- as well used as any piece of classical music in any film I can think of offhand - was brilliant, and it's also an interesting limitation that we don't really see the exterior of the house where the film takes place - we go from rocky shores and windswept cliffs on the coast of Brittany to indoor candle-lit interiors, as if to show that this kind of experience can only exist in certain kinds of isolation; and perhaps the director's choice of a rural, lonely setting for her first period film suggests also that she desires to show them in the only kind of atmosphere where they could, for a moment at least, feel free.
There is much more to say about this and I'm sure much has been said by many others already. If I get to see this again in the cinema I'll write more for myself and the maybe 2 people who are going to read this. Suffice it to say that had I seen this before the 2019 poll ended I'd have had a real internal battle to decide which of the top three spaces it deserved, and I really, really loved my top 2.
7. Naissance des pieuvres / Water Lilies
(Céline Sciamma, 2007)
So I had to watch the director's first film, and first collaboration with Adèle Haenel after coming home from her new masterpiece; I'd seen Tomboy
and Bande de filles

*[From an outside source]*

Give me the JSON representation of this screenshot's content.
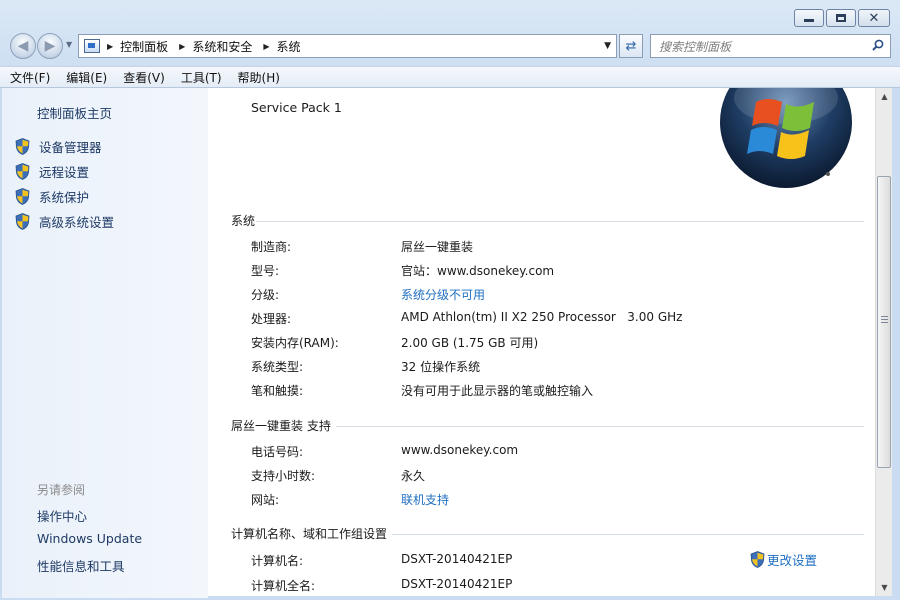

when they were new and liked both an awful lot but never got around to their predecessor. And it's much as I expected from what I knew about it - a sensitive, beautifully acted and shot but ultimately somewhat generic first love - or really first crush - story. Young and still pretty adolescent teen Marie (Pauline Acquart) falls for older, beautiful and (seemingly) boy-mad swimmer Floriane (Haenel), engendering the jealousy of her dumpy, rather childish best friend Anne (Louise Blachère). This pretty much hits all the plot points you'd expect if you've seen a few teen romance/love triangle stories but as I said, it's well done - Sciamma has a certain "classical" way of shooting that very much fits her subjects and is lovely without ever being show-offy - and it's short enough to not get tiresome. A good start to what has become a great career.